(Beginning of PROVIDED INFORMATION)

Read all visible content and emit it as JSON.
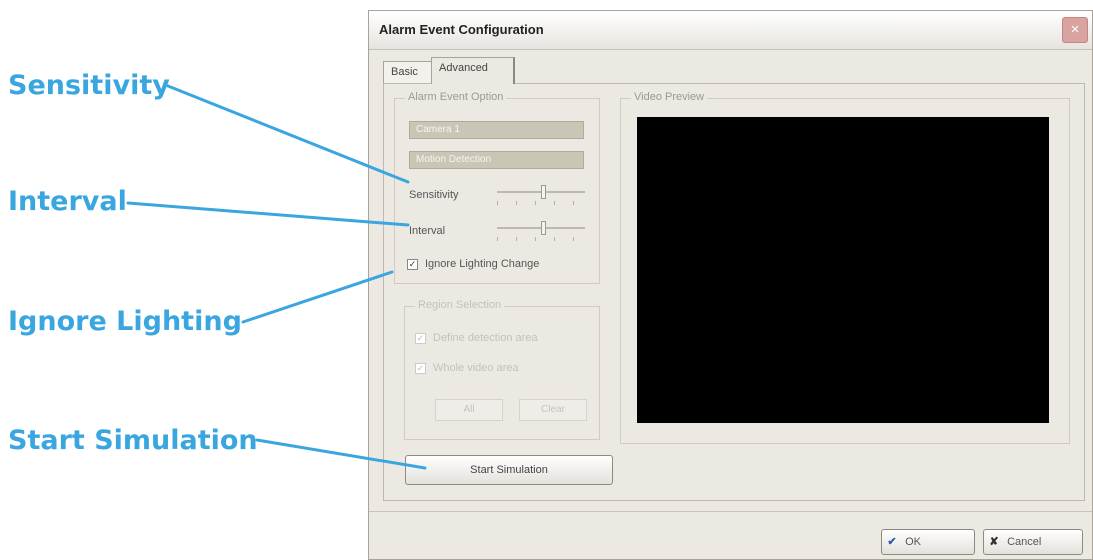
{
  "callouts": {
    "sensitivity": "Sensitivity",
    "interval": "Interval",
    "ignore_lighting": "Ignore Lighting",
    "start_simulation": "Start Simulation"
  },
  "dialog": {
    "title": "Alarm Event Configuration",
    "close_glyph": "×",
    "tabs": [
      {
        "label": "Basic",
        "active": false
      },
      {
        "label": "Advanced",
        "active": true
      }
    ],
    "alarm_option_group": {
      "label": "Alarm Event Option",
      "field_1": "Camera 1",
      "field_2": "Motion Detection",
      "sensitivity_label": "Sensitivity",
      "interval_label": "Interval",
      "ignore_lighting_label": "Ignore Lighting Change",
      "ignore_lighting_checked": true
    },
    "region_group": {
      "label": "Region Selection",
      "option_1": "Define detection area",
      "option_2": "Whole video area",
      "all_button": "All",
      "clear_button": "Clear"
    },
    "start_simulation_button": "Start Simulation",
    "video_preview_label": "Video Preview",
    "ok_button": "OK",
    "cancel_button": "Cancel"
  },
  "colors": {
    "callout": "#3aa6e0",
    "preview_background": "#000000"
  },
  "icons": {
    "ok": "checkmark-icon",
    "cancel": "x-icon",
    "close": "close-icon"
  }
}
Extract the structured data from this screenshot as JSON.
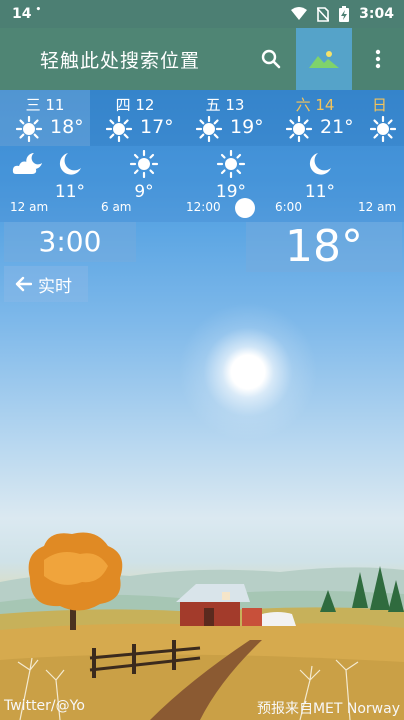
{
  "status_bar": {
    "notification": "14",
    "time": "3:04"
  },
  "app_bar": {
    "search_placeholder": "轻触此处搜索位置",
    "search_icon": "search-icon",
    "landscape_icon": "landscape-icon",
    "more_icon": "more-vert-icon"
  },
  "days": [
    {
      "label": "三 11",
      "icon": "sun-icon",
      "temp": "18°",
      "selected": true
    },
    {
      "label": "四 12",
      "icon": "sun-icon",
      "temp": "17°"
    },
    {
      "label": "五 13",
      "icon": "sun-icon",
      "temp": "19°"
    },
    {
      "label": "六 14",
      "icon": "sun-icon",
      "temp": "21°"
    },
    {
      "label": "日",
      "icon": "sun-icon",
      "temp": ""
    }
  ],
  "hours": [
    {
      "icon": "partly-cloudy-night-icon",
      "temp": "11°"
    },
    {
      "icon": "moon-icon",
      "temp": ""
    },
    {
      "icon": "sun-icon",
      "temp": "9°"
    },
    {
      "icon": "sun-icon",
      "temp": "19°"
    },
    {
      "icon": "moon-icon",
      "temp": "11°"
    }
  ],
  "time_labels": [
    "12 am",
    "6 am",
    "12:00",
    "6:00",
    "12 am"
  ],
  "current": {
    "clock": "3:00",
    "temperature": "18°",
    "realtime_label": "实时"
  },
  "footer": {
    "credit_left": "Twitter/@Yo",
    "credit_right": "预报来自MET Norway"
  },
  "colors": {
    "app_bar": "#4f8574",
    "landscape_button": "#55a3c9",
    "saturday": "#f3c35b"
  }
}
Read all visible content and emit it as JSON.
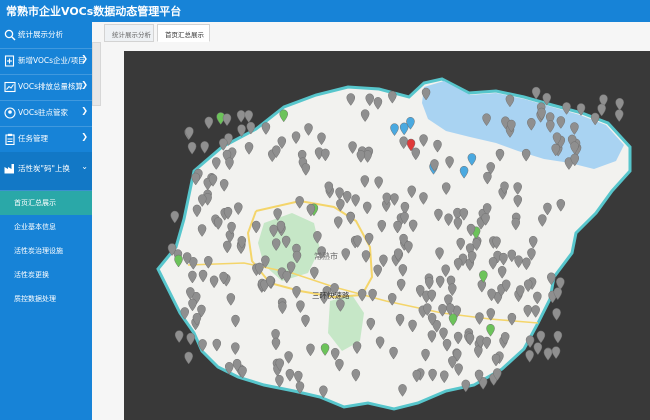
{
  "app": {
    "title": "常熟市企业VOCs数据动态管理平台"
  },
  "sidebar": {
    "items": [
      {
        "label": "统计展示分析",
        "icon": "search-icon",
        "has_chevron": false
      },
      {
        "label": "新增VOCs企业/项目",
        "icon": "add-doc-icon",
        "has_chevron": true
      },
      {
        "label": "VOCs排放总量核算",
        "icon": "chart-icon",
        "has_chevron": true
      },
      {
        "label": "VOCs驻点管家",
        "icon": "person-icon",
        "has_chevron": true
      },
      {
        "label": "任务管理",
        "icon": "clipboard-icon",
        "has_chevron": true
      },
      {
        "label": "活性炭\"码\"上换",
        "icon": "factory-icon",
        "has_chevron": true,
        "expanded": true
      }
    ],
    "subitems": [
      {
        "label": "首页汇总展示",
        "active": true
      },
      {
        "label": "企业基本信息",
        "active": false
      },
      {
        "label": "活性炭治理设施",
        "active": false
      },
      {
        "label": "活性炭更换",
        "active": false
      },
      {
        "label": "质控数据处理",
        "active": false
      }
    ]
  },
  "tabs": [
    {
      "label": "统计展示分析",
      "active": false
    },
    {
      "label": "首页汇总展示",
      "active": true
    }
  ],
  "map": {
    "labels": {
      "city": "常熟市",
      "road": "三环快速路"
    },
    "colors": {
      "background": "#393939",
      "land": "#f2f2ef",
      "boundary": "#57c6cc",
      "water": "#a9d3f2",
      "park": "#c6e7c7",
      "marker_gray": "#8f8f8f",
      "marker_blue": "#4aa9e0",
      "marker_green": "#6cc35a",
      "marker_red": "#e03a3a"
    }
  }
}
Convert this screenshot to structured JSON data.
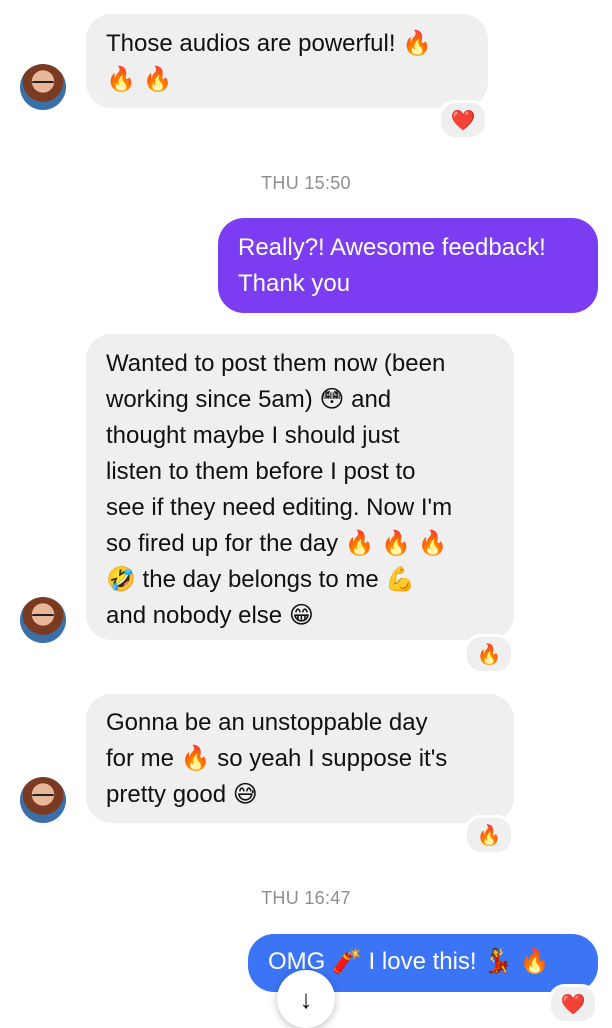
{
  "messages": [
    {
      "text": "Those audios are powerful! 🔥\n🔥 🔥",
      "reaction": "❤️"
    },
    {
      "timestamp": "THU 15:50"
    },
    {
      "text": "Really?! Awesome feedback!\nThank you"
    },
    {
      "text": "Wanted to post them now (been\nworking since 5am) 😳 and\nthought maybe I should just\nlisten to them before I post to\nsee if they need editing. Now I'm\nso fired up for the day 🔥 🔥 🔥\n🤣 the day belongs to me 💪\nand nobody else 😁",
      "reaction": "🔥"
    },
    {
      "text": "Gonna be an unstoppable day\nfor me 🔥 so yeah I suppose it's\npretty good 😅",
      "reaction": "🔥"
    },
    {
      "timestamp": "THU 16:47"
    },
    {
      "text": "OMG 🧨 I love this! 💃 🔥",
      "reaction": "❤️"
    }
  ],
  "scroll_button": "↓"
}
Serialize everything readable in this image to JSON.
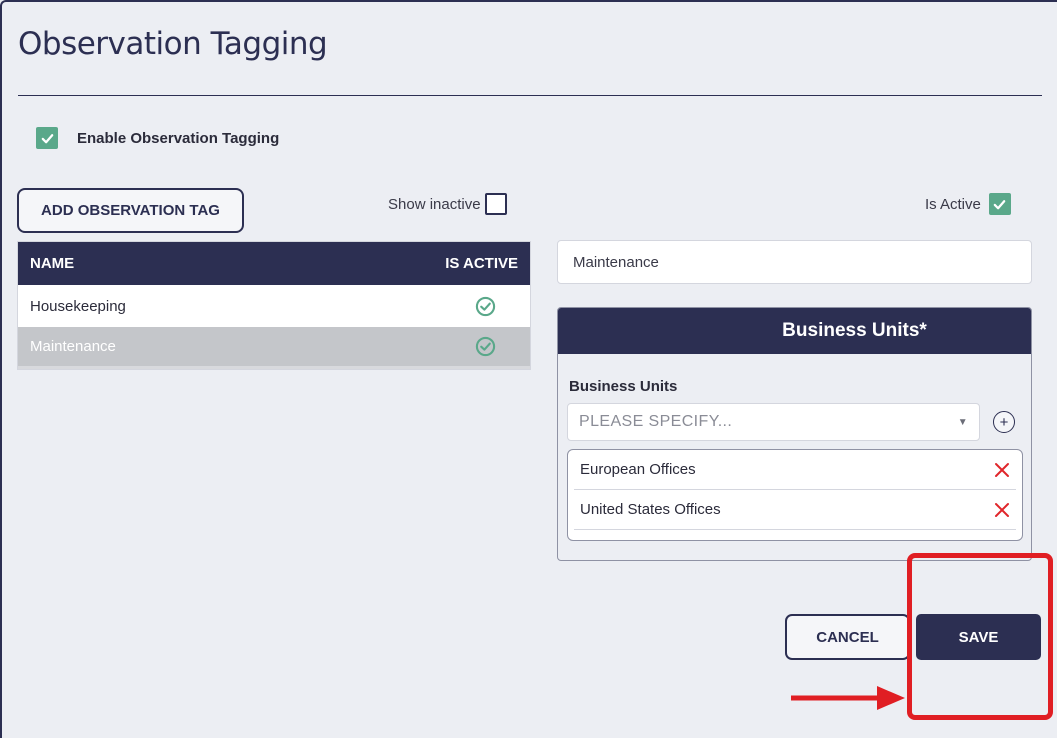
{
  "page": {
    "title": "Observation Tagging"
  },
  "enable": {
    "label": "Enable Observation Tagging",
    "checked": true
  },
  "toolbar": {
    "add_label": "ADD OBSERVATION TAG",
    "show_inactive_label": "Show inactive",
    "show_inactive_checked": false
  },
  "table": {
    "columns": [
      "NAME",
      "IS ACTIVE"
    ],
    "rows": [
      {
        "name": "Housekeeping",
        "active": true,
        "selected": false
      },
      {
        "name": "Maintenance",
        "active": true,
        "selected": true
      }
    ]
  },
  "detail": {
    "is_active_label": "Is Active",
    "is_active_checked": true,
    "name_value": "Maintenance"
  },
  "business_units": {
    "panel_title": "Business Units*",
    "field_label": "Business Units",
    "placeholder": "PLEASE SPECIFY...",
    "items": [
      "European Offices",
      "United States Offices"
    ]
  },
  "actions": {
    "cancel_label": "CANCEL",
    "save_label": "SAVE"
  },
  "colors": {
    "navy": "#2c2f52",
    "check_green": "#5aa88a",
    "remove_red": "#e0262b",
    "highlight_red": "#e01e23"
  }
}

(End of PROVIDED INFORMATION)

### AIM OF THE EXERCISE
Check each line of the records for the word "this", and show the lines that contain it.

### THE COMPLETED TASK
Extract the structured data from this screenshot as JSON.
Convert this screenshot to structured JSON data.
      "text": "OMG 🧨 I love this! 💃 🔥",
Serialize everything readable in this image to JSON.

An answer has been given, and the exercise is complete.